Re: Re: Lesson 7

Duncan Rawlinson


You’ve done a great job with this assignment. You’ve accomplished, not only the technical elements of the assignment, but you’ve also carried forward some of the design elements discussed in previous lectures. Great work.

Your first image of hard lighting is great. Hard lighting always casts sharper shadows with clearly defined edges. As the light becomes softer so do the edges of the shadows. This image is composed very well. It’s full of texture, color simplicity, negative space and it has great informal balance.

The only issue I see with it is that it has one small area that is completely blown out. This is a common problem with any composition that uses harsh, direct lighting. You risk overexposing certain parts of your composition in an attempt to find compromised exposure levels. It’s not always a bad thing, and in many cases it’s unavoidable. It’s a very common issue and we’ve written about the subject (know as dynamic range) on our blog here:

Please read the post above as it’s incredibly important to know about.

Your second image is spectacular. You’ve use a strong sense of atmosphere as one of your primary design elements.

The only thing I find slightly distracting about this composition is your amputation choice on the left side of the frame. I’m not sure why you didn’t include the entire house? Your amputation point isn’t terrible. In fact, if it’s because you were trying to hide something on that side of the frame then it’s well thought out. The inclusion of the house is also important to help incorporate a new color and to help show a sense of depth. However, I find myself wanting to see the isolation of the house amongst the scenery. I think you could have exaggerated that sense of isolation by including the entire object.
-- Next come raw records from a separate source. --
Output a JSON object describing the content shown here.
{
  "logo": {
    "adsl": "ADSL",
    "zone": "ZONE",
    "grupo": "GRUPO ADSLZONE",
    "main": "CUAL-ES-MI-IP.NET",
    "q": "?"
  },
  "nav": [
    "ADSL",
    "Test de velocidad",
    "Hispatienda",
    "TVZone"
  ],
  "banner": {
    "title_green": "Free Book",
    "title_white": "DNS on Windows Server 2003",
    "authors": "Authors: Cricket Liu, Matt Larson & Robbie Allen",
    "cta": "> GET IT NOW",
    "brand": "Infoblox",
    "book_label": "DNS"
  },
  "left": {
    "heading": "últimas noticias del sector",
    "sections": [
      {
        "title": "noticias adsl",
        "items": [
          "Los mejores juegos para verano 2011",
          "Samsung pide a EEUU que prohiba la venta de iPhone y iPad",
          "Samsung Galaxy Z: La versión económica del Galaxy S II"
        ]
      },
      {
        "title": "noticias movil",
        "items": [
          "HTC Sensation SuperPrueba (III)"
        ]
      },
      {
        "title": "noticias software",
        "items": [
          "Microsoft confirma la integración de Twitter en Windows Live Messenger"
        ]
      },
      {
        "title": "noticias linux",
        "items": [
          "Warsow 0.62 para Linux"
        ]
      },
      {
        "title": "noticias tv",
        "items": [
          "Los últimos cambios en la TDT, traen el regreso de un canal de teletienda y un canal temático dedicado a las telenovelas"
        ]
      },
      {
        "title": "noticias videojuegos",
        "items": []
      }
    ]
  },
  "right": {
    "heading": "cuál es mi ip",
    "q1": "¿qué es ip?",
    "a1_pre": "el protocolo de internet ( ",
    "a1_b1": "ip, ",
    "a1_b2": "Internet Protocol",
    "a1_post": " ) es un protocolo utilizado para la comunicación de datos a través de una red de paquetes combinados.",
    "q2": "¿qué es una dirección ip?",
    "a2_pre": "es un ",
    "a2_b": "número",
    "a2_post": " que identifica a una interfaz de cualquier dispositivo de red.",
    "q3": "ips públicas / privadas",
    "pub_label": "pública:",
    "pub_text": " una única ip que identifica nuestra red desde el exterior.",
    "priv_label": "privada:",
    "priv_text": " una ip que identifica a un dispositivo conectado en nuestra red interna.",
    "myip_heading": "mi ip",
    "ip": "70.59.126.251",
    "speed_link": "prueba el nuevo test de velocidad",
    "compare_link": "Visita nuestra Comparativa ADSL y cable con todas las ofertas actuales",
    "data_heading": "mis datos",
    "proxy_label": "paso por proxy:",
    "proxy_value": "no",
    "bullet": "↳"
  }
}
What you’ve done isn’t wrong; I just want you to think about alternative compositional strategies.

Overall, great work!